-- GOAL OF THE EXERCISE --
Word for word, retype every record in the listing.

-- RECORDS SHOWN --
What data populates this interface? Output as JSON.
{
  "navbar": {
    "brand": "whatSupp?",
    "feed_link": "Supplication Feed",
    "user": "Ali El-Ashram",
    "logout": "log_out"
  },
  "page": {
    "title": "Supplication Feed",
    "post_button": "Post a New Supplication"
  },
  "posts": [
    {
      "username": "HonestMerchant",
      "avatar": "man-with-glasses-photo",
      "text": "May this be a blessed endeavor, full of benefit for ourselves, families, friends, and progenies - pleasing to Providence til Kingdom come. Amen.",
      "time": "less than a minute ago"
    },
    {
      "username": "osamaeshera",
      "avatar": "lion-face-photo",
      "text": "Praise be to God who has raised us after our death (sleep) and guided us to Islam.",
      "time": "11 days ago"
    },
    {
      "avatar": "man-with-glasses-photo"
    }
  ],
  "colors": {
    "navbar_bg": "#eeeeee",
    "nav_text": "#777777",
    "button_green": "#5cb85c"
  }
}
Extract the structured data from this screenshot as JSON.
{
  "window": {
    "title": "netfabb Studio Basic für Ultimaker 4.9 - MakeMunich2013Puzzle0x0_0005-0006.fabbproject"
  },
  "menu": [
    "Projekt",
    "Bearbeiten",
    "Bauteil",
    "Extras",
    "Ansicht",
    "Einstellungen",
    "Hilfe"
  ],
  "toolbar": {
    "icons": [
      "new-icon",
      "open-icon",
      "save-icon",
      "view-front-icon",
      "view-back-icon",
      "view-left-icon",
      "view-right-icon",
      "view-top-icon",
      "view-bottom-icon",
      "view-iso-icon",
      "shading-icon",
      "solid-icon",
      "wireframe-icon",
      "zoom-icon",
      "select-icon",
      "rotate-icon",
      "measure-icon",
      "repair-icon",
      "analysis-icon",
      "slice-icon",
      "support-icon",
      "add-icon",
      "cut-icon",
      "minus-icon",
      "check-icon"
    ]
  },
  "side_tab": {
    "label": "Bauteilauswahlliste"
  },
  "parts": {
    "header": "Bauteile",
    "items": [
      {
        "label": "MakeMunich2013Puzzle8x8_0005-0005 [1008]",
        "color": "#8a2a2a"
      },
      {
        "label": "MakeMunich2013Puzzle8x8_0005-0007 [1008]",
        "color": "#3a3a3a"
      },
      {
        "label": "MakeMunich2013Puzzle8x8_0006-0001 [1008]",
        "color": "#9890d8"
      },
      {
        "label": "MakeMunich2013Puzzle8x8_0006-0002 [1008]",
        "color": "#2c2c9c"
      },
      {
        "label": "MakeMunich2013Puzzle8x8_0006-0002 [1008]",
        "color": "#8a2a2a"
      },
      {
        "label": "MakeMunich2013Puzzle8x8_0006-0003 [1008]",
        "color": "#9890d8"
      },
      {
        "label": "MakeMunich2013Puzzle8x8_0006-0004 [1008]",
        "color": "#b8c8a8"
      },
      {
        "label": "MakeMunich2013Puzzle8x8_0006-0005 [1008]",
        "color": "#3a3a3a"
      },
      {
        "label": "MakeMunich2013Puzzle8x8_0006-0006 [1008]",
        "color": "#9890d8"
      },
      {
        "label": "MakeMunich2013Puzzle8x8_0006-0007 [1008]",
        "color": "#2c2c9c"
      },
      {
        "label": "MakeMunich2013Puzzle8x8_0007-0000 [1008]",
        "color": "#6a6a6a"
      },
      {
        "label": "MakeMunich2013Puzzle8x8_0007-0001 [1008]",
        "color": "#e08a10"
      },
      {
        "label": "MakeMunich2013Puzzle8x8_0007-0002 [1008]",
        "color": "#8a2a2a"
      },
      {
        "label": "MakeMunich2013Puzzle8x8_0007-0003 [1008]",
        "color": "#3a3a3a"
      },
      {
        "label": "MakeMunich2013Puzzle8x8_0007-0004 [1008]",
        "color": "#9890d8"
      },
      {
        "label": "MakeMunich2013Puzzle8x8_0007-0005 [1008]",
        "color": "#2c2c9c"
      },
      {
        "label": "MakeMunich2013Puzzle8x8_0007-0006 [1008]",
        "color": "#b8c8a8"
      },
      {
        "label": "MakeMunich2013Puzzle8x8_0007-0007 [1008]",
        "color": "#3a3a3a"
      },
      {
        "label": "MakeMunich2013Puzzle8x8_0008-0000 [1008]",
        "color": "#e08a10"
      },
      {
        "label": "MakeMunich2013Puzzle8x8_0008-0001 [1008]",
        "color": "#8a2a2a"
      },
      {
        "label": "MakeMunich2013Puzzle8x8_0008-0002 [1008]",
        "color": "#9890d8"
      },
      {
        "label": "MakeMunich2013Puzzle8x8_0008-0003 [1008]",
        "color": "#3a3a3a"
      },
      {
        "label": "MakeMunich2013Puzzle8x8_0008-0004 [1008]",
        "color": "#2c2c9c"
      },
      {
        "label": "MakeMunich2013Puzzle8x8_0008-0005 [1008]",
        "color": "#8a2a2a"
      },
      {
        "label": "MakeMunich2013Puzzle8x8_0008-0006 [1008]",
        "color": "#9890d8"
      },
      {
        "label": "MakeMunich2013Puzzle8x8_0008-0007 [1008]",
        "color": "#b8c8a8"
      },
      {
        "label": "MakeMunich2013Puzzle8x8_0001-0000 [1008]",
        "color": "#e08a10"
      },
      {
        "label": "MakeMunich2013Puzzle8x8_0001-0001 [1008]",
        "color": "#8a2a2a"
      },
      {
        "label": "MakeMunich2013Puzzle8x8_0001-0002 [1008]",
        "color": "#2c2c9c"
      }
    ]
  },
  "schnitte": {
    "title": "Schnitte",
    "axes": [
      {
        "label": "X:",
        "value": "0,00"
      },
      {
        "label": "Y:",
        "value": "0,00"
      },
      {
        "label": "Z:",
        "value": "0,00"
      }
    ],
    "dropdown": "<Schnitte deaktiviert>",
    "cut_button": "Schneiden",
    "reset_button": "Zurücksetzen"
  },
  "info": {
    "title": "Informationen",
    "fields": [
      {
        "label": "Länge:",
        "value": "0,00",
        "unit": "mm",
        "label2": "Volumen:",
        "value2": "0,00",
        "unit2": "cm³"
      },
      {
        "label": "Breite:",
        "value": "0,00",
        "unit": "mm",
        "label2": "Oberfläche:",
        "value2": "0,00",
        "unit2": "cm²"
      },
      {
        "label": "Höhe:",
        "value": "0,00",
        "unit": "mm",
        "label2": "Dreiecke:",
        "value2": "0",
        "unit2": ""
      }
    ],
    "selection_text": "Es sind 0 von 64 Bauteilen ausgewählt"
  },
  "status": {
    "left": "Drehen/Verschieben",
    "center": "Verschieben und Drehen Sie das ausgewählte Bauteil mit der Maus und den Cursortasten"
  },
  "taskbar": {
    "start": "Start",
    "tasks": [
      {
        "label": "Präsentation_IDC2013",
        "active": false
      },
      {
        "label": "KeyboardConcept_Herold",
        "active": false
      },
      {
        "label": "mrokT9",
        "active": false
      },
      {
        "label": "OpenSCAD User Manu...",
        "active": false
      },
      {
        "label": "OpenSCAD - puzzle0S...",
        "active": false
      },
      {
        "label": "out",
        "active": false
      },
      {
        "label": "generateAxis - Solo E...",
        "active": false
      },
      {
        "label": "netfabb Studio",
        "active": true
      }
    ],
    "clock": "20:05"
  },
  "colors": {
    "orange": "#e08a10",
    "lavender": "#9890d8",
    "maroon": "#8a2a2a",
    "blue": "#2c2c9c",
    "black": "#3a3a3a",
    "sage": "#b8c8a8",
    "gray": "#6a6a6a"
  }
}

-- EXERCISE OUTPUT --
What data populates this interface? Output as JSON.
{
  "navbar": {
    "brand": "whatSupp?",
    "feed_link": "Supplication Feed",
    "user": "Ali El-Ashram",
    "logout": "log_out"
  },
  "page": {
    "title": "Supplication Feed",
    "post_button": "Post a New Supplication"
  },
  "posts": [
    {
      "username": "HonestMerchant",
      "avatar": "man-with-glasses-photo",
      "text": "May this be a blessed endeavor, full of benefit for ourselves, families, friends, and progenies - pleasing to Providence til Kingdom come. Amen.",
      "time": "less than a minute ago"
    },
    {
      "username": "osamaeshera",
      "avatar": "lion-face-photo",
      "text": "Praise be to God who has raised us after our death (sleep) and guided us to Islam.",
      "time": "11 days ago"
    },
    {
      "avatar": "man-with-glasses-photo"
    }
  ],
  "colors": {
    "navbar_bg": "#eeeeee",
    "nav_text": "#777777",
    "button_green": "#5cb85c"
  }
}
Extract the structured data from this screenshot as JSON.
{
  "window": {
    "title": "netfabb Studio Basic für Ultimaker 4.9 - MakeMunich2013Puzzle0x0_0005-0006.fabbproject"
  },
  "menu": [
    "Projekt",
    "Bearbeiten",
    "Bauteil",
    "Extras",
    "Ansicht",
    "Einstellungen",
    "Hilfe"
  ],
  "toolbar": {
    "icons": [
      "new-icon",
      "open-icon",
      "save-icon",
      "view-front-icon",
      "view-back-icon",
      "view-left-icon",
      "view-right-icon",
      "view-top-icon",
      "view-bottom-icon",
      "view-iso-icon",
      "shading-icon",
      "solid-icon",
      "wireframe-icon",
      "zoom-icon",
      "select-icon",
      "rotate-icon",
      "measure-icon",
      "repair-icon",
      "analysis-icon",
      "slice-icon",
      "support-icon",
      "add-icon",
      "cut-icon",
      "minus-icon",
      "check-icon"
    ]
  },
  "side_tab": {
    "label": "Bauteilauswahlliste"
  },
  "parts": {
    "header": "Bauteile",
    "items": [
      {
        "label": "MakeMunich2013Puzzle8x8_0005-0005 [1008]",
        "color": "#8a2a2a"
      },
      {
        "label": "MakeMunich2013Puzzle8x8_0005-0007 [1008]",
        "color": "#3a3a3a"
      },
      {
        "label": "MakeMunich2013Puzzle8x8_0006-0001 [1008]",
        "color": "#9890d8"
      },
      {
        "label": "MakeMunich2013Puzzle8x8_0006-0002 [1008]",
        "color": "#2c2c9c"
      },
      {
        "label": "MakeMunich2013Puzzle8x8_0006-0002 [1008]",
        "color": "#8a2a2a"
      },
      {
        "label": "MakeMunich2013Puzzle8x8_0006-0003 [1008]",
        "color": "#9890d8"
      },
      {
        "label": "MakeMunich2013Puzzle8x8_0006-0004 [1008]",
        "color": "#b8c8a8"
      },
      {
        "label": "MakeMunich2013Puzzle8x8_0006-0005 [1008]",
        "color": "#3a3a3a"
      },
      {
        "label": "MakeMunich2013Puzzle8x8_0006-0006 [1008]",
        "color": "#9890d8"
      },
      {
        "label": "MakeMunich2013Puzzle8x8_0006-0007 [1008]",
        "color": "#2c2c9c"
      },
      {
        "label": "MakeMunich2013Puzzle8x8_0007-0000 [1008]",
        "color": "#6a6a6a"
      },
      {
        "label": "MakeMunich2013Puzzle8x8_0007-0001 [1008]",
        "color": "#e08a10"
      },
      {
        "label": "MakeMunich2013Puzzle8x8_0007-0002 [1008]",
        "color": "#8a2a2a"
      },
      {
        "label": "MakeMunich2013Puzzle8x8_0007-0003 [1008]",
        "color": "#3a3a3a"
      },
      {
        "label": "MakeMunich2013Puzzle8x8_0007-0004 [1008]",
        "color": "#9890d8"
      },
      {
        "label": "MakeMunich2013Puzzle8x8_0007-0005 [1008]",
        "color": "#2c2c9c"
      },
      {
        "label": "MakeMunich2013Puzzle8x8_0007-0006 [1008]",
        "color": "#b8c8a8"
      },
      {
        "label": "MakeMunich2013Puzzle8x8_0007-0007 [1008]",
        "color": "#3a3a3a"
      },
      {
        "label": "MakeMunich2013Puzzle8x8_0008-0000 [1008]",
        "color": "#e08a10"
      },
      {
        "label": "MakeMunich2013Puzzle8x8_0008-0001 [1008]",
        "color": "#8a2a2a"
      },
      {
        "label": "MakeMunich2013Puzzle8x8_0008-0002 [1008]",
        "color": "#9890d8"
      },
      {
        "label": "MakeMunich2013Puzzle8x8_0008-0003 [1008]",
        "color": "#3a3a3a"
      },
      {
        "label": "MakeMunich2013Puzzle8x8_0008-0004 [1008]",
        "color": "#2c2c9c"
      },
      {
        "label": "MakeMunich2013Puzzle8x8_0008-0005 [1008]",
        "color": "#8a2a2a"
      },
      {
        "label": "MakeMunich2013Puzzle8x8_0008-0006 [1008]",
        "color": "#9890d8"
      },
      {
        "label": "MakeMunich2013Puzzle8x8_0008-0007 [1008]",
        "color": "#b8c8a8"
      },
      {
        "label": "MakeMunich2013Puzzle8x8_0001-0000 [1008]",
        "color": "#e08a10"
      },
      {
        "label": "MakeMunich2013Puzzle8x8_0001-0001 [1008]",
        "color": "#8a2a2a"
      },
      {
        "label": "MakeMunich2013Puzzle8x8_0001-0002 [1008]",
        "color": "#2c2c9c"
      }
    ]
  },
  "schnitte": {
    "title": "Schnitte",
    "axes": [
      {
        "label": "X:",
        "value": "0,00"
      },
      {
        "label": "Y:",
        "value": "0,00"
      },
      {
        "label": "Z:",
        "value": "0,00"
      }
    ],
    "dropdown": "<Schnitte deaktiviert>",
    "cut_button": "Schneiden",
    "reset_button": "Zurücksetzen"
  },
  "info": {
    "title": "Informationen",
    "fields": [
      {
        "label": "Länge:",
        "value": "0,00",
        "unit": "mm",
        "label2": "Volumen:",
        "value2": "0,00",
        "unit2": "cm³"
      },
      {
        "label": "Breite:",
        "value": "0,00",
        "unit": "mm",
        "label2": "Oberfläche:",
        "value2": "0,00",
        "unit2": "cm²"
      },
      {
        "label": "Höhe:",
        "value": "0,00",
        "unit": "mm",
        "label2": "Dreiecke:",
        "value2": "0",
        "unit2": ""
      }
    ],
    "selection_text": "Es sind 0 von 64 Bauteilen ausgewählt"
  },
  "status": {
    "left": "Drehen/Verschieben",
    "center": "Verschieben und Drehen Sie das ausgewählte Bauteil mit der Maus und den Cursortasten"
  },
  "taskbar": {
    "start": "Start",
    "tasks": [
      {
        "label": "Präsentation_IDC2013",
        "active": false
      },
      {
        "label": "KeyboardConcept_Herold",
        "active": false
      },
      {
        "label": "mrokT9",
        "active": false
      },
      {
        "label": "OpenSCAD User Manu...",
        "active": false
      },
      {
        "label": "OpenSCAD - puzzle0S...",
        "active": false
      },
      {
        "label": "out",
        "active": false
      },
      {
        "label": "generateAxis - Solo E...",
        "active": false
      },
      {
        "label": "netfabb Studio",
        "active": true
      }
    ],
    "clock": "20:05"
  },
  "colors": {
    "orange": "#e08a10",
    "lavender": "#9890d8",
    "maroon": "#8a2a2a",
    "blue": "#2c2c9c",
    "black": "#3a3a3a",
    "sage": "#b8c8a8",
    "gray": "#6a6a6a"
  }
}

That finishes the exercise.